After losing women by devastating margins in the 2012 election, Republicans have scrambled for ways to avoid a repeat. Thus far, that strategy involves “re-branding” GOP policies and training candidates to avoid fiascos like former Rep. Todd Akin’s (R-MO) “legitimate rape” comments or 2012 Senate candidate Richard Mourdock’s (R-IN) argument that pregnancies from rape were “a gift from God.”
The Republican National Committee has spawned several PR groups and political action committees specifically dedicated to recruiting women for office and pitching female voters. But a new analysis from the Center for American Women and Politics suggests that these efforts are floundering. Thus far, 74 Republican women are expected to run for Congressional seats, down from 108 in 2012. Recent polling also shows that most Americans, particularly women, think Republicans are out of touch with women.
Outside the official party efforts to change this perception is Burning Glass Consulting, a private firm started by Republican strategists Katie Packer Gage, Ashley O’Connor, and Christine Matthews — “women who have been operating in what is largely a male environment for 20 years,” Gage told ThinkProgress. The firm works with candidates and committees, conducts public opinion research, and develops campaign ads based on that research. The firm is particularly interested in college-educated suburban women, Gage said, many of whom are becoming disenchanted with the GOP.
The struggle to define Republican feminism is at the heart of the GOP attempt to capture women voters.

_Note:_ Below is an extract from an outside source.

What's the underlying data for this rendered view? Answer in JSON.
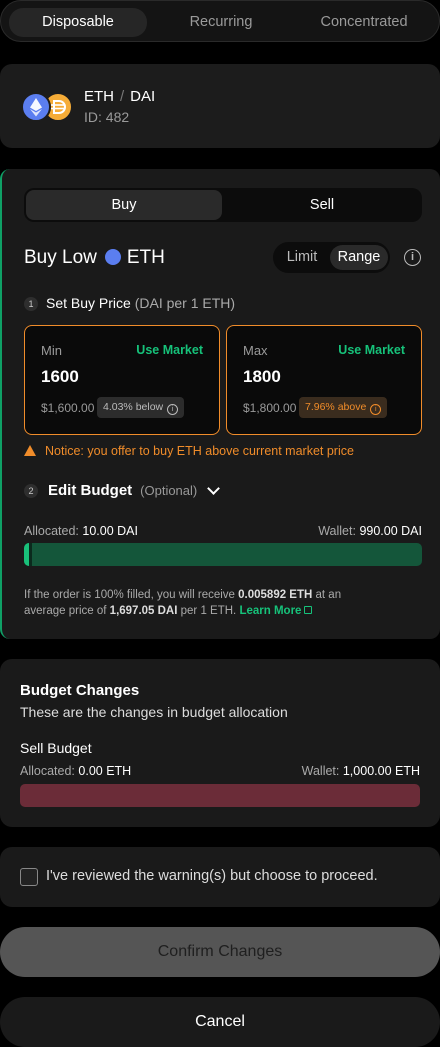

To counter negative attention on the GOP’s reproductive rights stances, Republican strategists (and, in one particularly inarticulate case, Mike Huckabee) have leaned on the argument that focusing on legislative goals that restrict abortion and contraception reduces women to their reproductive organs. Gage, a former Romney strategist, certainly invoked this point. “We think it’s an insult. That’s like talking about ‘men’s issues,’” Gage wrote in an email. “Women tell us their top issues are the economy, jobs, health care, spending. When we start buying into the Democrats’ definition that it’s all about reproductive issues, then we are not playing to our strengths.”
When asked if Burning Glass is a feminist enterprise, Gage told ThinkProgress, “Well, we have never described ourselves that way, but the dictionary definition of feminism is ‘the belief that men and women should have equal rights and opportunities and/or an effort in support of women’s interests.’ So by that definition yes.”
The struggle to define Republican feminism is at the heart of the GOP attempt to capture women voters. Rep. Cathy McMorris Rodgers (R-WA) made her pitch to women in her official State of the Union response, representing a feminist image that is “ambitious, urbane, pen in one hand, baby in the other, having it all, all by herself,” as Hanna Rosin described it. This isn’t the first time the GOP has elevated strong female voices in the party; former Gov. Sarah Palin (R-AK), a self-proclaimed “Mama Grizzly” feminist, Sen. Kelly Ayotte (R-NH), and Rep. Michele Bachmann (R-MN) have also enjoyed the party spotlight.
But reproductive rights activists say it’s not enough to simply celebrate strong women if the underlying policies hurt women. “The movement we’ve fought so hard for is suddenly being appropriated by the very people who are trying to dismantle it,” Jessica Valenti wrote in the Nation. Planned Parenthood is launching its largest campaign offensive ever this year in order to hammer home the point that, however female-friendly their tone, women will never be able to trust candidates who support restricting women’s health access and oppose equal pay and paid maternity leave. This message paid off massively in 2012; Planned Parenthood came out of that election cycle the most successful lobbying group, with a 98 percent win rate. If Republicans can’t find a way to address these root issues in a way that sounds authentic to women, they may lose them for good.
“…The most important thing is to demonstrate authenticity and also some care and compassion for women when it comes to preventing and confronting unplanned pregnancy.”
Democrats have pushed the “war on women” message hard, and it seems to be working so far. Two Colorado candidates who have touted their hard-line conservative values, Rep. Cory Gardner (R) and Rep. Mike Coffman (R), disavowed a controversial “personhood” amendment after pressure from Democratic opponents. One Virginia congressional candidate even had to drop out of the race after uproar over his suggestion that marital rape should be legal. Texas gubernatorial candidate Wendy Davis (D) has spent much of the past few weeks hammering her opponent, Greg Abbott, on his silence over equal pay legislation, which Gov. Rick Perry (R-TX) vetoed last year.
All this suggests that the 2014 campaign cycle is shaping up to be a war over women, and the Democrats have plenty of ammunition.
Gage cautioned against simply avoiding these issues in order to avoid attacks. “As a candidate, it is never a good idea to just avoid issues that matter to your constituency. But you can’t give your opponents ammunition by being insensitive or inarticulate,” she said. “And the most important thing is to demonstrate authenticity and also some care and compassion for women when it comes to preventing and confronting unplanned pregnancy.”
That perspective may get lost in a room full of male strategists. As Gage explained to Slate last year, “When we try to reach people who, for example, are living in poverty, or are facing an unwanted pregnancy, some candidates come across like they have no understanding of what it’s like to walk in their shoes. Some of that is male. Some of that is that guys get it wrong, and we think women approach these things in a different way.” Considering how few women are running campaigns for Republican candidates this year, that blind spot may persist.